What does the future of remittances look like?
I think that the trend of more customers using digital devices to send money internationally will continue. It was accelerated by COVID, as you can imagine, but once customers have made that shift from a physical cash location to a digital device, and they’ve built that trust, which is what usually holds them back from switching, and they have a great experience with us, what we're seeing is really strong repeat usage, and I think that also creates an inflection point, where in the communities we serve, oftentimes there’s word of mouth, or a brand effect. And so, I think in the industry, whether it's Remitly or other financial services or remittance companies, there will be a continued shift to digital providers. And more broadly, while there has been some nationalism and protectionism, I think that globalization, if you look at the way the world is headed, the interconnectivity that we talked about, will continue to occur in a very positive way. There are currently 250 million immigrants that live and work outside the country they’re born. Some countries these days are much more welcoming to immigrants – I think those will be the countries that will continue to thrive and be successful in the long run. And I think that as our customers continue to move abroad, as the 250 million immigrants that have already moved abroad and have built lives for themselves in the countries they've moved to, need financial services and need remittances, we're incredibly excited about providing that to them, and I think those macro trends are very much in our favor.

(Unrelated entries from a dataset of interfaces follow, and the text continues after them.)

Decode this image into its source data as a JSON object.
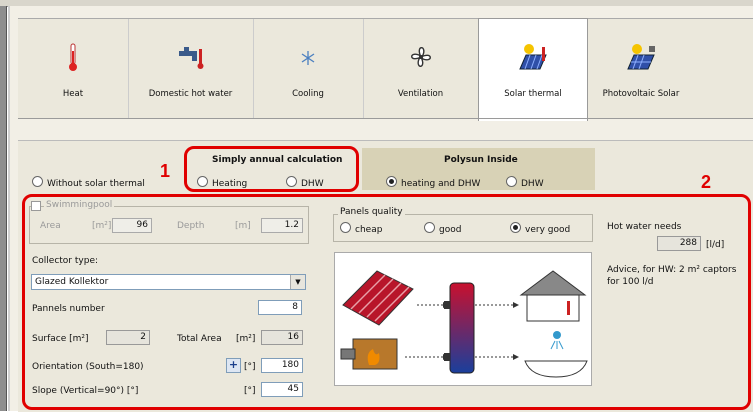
{
  "tabs": [
    {
      "label": "Heat",
      "icon": "thermometer-icon"
    },
    {
      "label": "Domestic hot water",
      "icon": "faucet-icon"
    },
    {
      "label": "Cooling",
      "icon": "snowflake-icon"
    },
    {
      "label": "Ventilation",
      "icon": "fan-icon"
    },
    {
      "label": "Solar thermal",
      "icon": "solar-thermal-icon"
    },
    {
      "label": "Photovoltaic Solar",
      "icon": "photovoltaic-icon"
    }
  ],
  "active_tab": "Solar thermal",
  "modes": {
    "without_solar": "Without solar thermal",
    "simple": {
      "title": "Simply annual calculation",
      "heating": "Heating",
      "dhw": "DHW"
    },
    "polysun": {
      "title": "Polysun Inside",
      "heating_dhw": "heating and DHW",
      "dhw": "DHW"
    }
  },
  "annotations": {
    "one": "1",
    "two": "2"
  },
  "swimmingpool": {
    "title": "Swimmingpool",
    "area_label": "Area",
    "area_unit": "[m²]",
    "area_value": "96",
    "depth_label": "Depth",
    "depth_unit": "[m]",
    "depth_value": "1.2"
  },
  "collector": {
    "label": "Collector type:",
    "value": "Glazed Kollektor"
  },
  "pannels": {
    "label": "Pannels number",
    "value": "8"
  },
  "surface": {
    "label": "Surface [m²]",
    "value": "2",
    "total_label": "Total Area",
    "total_unit": "[m²]",
    "total_value": "16"
  },
  "orientation": {
    "label": "Orientation (South=180)",
    "plus": "+",
    "unit": "[°]",
    "value": "180"
  },
  "slope": {
    "label": "Slope (Vertical=90°) [°]",
    "unit": "[°]",
    "value": "45"
  },
  "panels_quality": {
    "title": "Panels quality",
    "cheap": "cheap",
    "good": "good",
    "very_good": "very good"
  },
  "hot_water": {
    "label": "Hot water needs",
    "value": "288",
    "unit": "[l/d]",
    "advice": "Advice, for HW: 2 m² captors for 100 l/d"
  },
  "colors": {
    "annotation_red": "#e00000",
    "accent_blue": "#1a3f8c"
  }
}
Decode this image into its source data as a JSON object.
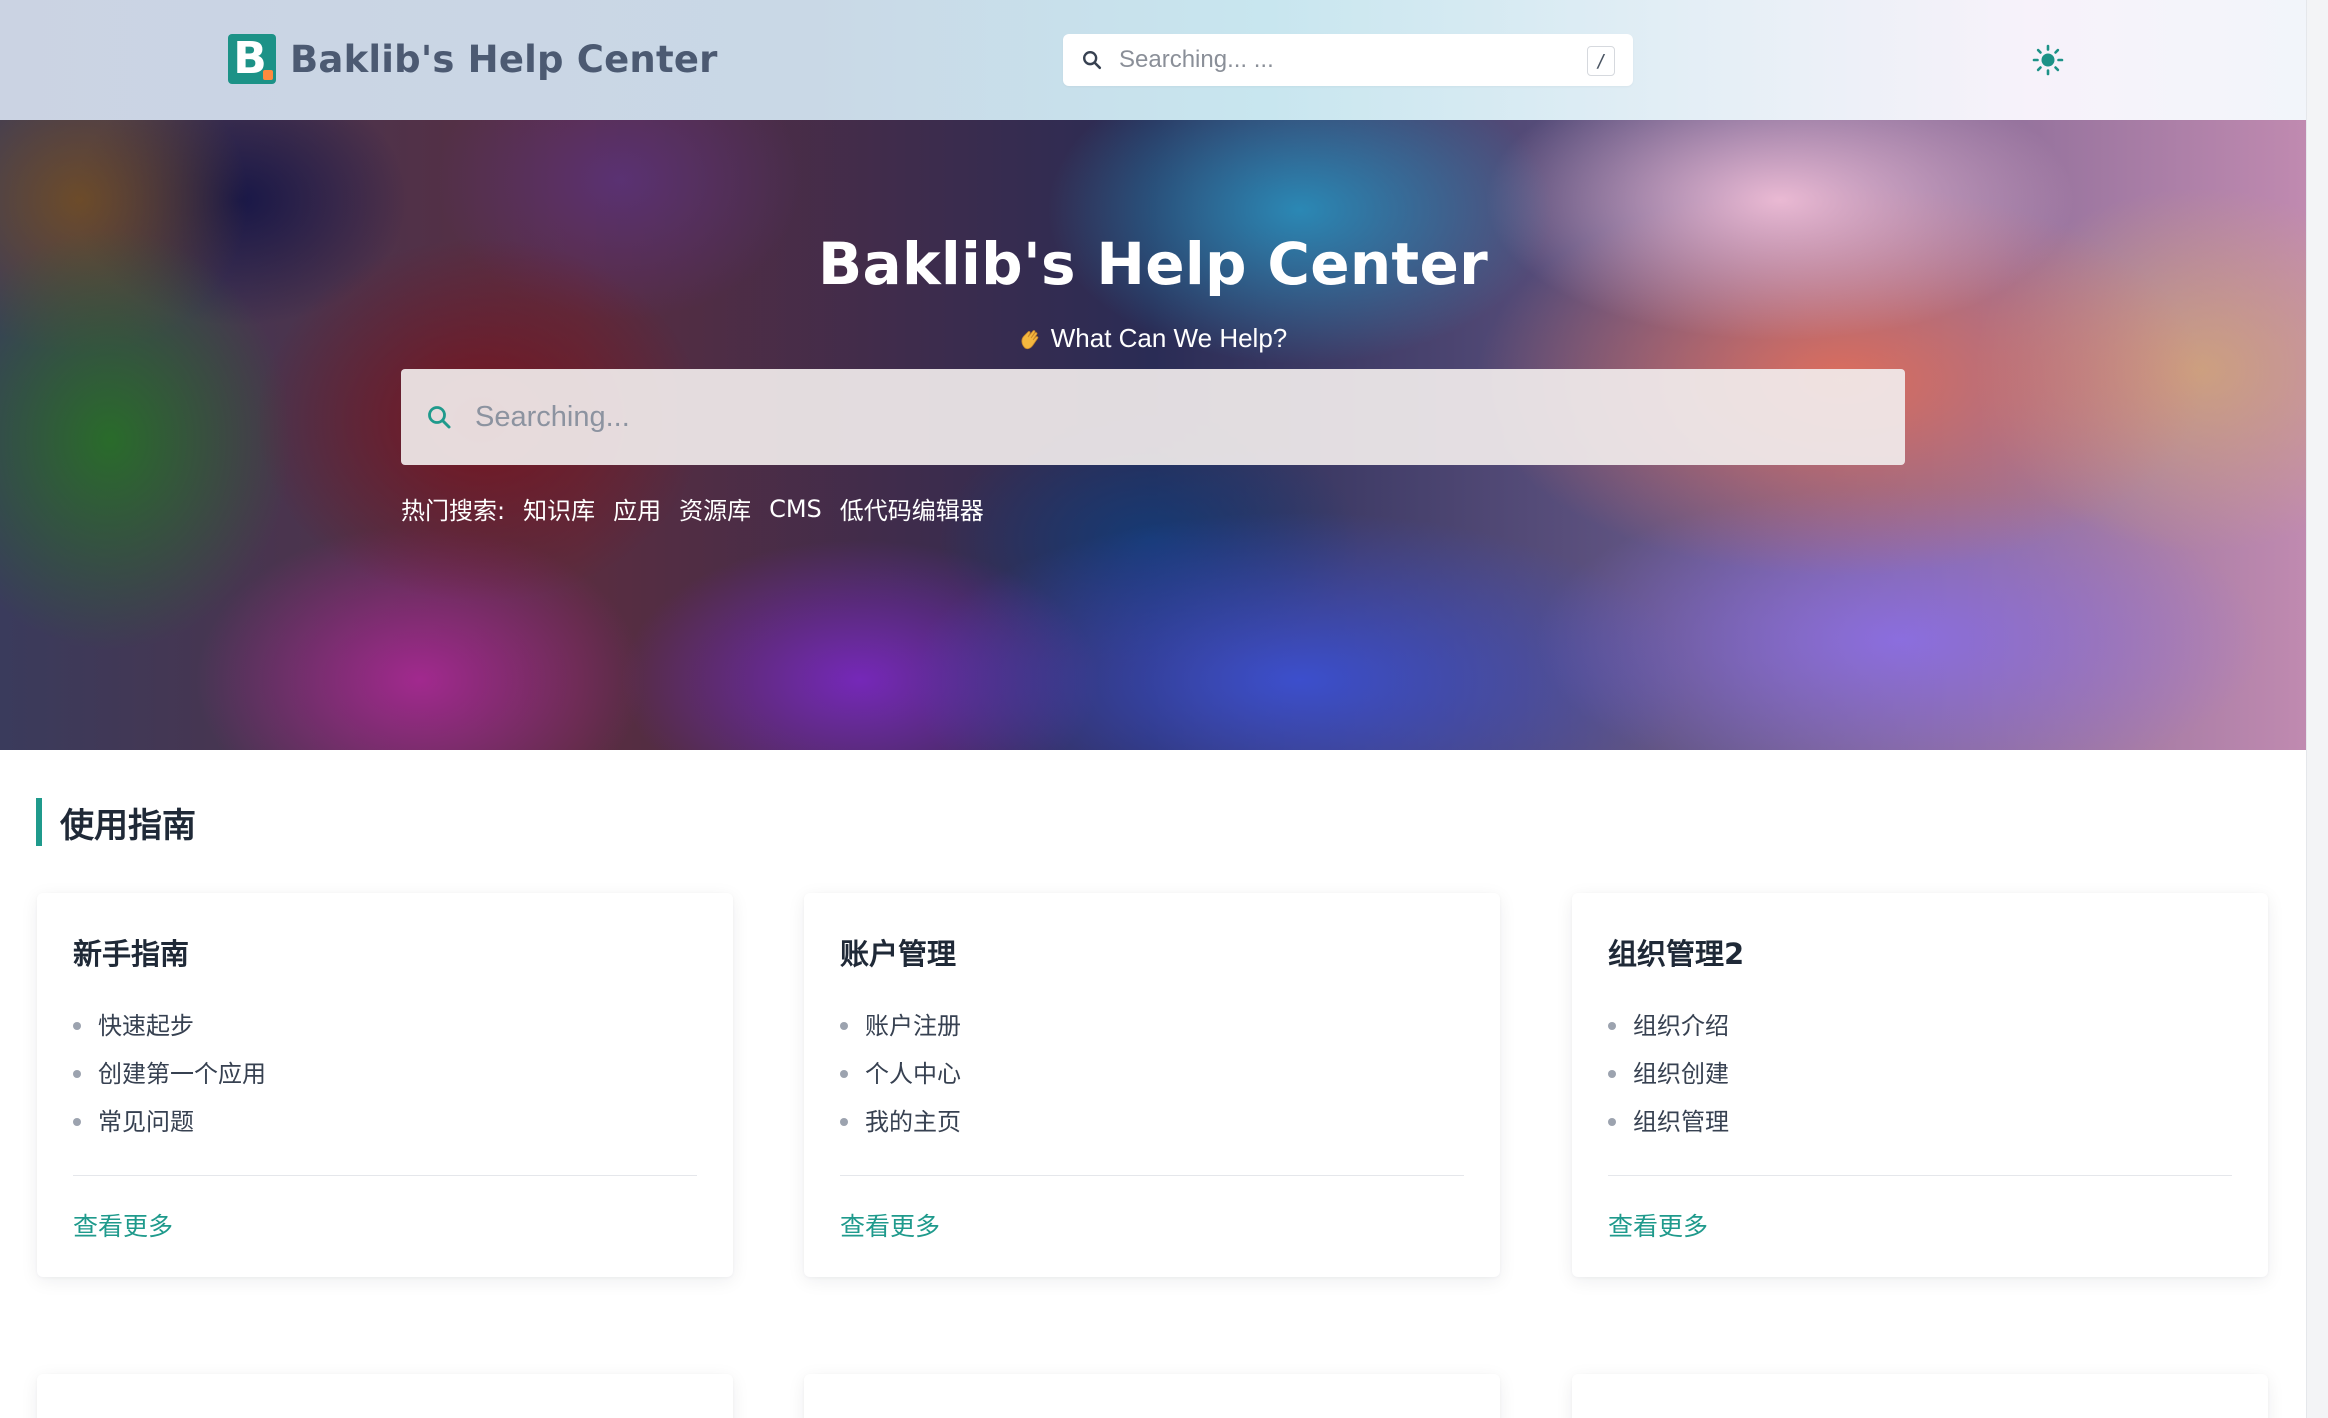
{
  "header": {
    "logo_letter": "B",
    "brand_name": "Baklib's Help Center",
    "search_placeholder": "Searching... ...",
    "search_shortcut": "/",
    "theme_icon": "sun-icon"
  },
  "hero": {
    "title": "Baklib's Help Center",
    "subtitle_icon": "waving-hand-icon",
    "subtitle": "What Can We Help?",
    "search_placeholder": "Searching...",
    "hot_label": "热门搜索:",
    "hot_tags": [
      "知识库",
      "应用",
      "资源库",
      "CMS",
      "低代码编辑器"
    ]
  },
  "section": {
    "title": "使用指南",
    "accent_color": "#1f9a8c"
  },
  "cards": [
    {
      "title": "新手指南",
      "items": [
        "快速起步",
        "创建第一个应用",
        "常见问题"
      ],
      "more": "查看更多"
    },
    {
      "title": "账户管理",
      "items": [
        "账户注册",
        "个人中心",
        "我的主页"
      ],
      "more": "查看更多"
    },
    {
      "title": "组织管理2",
      "items": [
        "组织介绍",
        "组织创建",
        "组织管理"
      ],
      "more": "查看更多"
    }
  ],
  "colors": {
    "brand": "#1c9287",
    "link": "#1f9a8c",
    "logo_dot": "#ff8a3d"
  }
}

There’s often a misunderstanding or lack of education around who immigrants are, how diverse they are, how remarkable they are, the sacrifices they make, how much they contribute to the economies they move to, the taxes they pay, the contributions they make in the communities and countries that they move to. And that’s why we do what we do. And especially for folks that are less close to immigrants, I encourage them to really try to understand what the immigrant journey is like, both as it pertains to better understanding Remitly and the industry, but also as it pertains to understanding what makes the world go round in so many ways, because the impact that immigrants have on the planet is unbelievably remarkable. And I think it’s often underappreciated. So, I’ll end with that.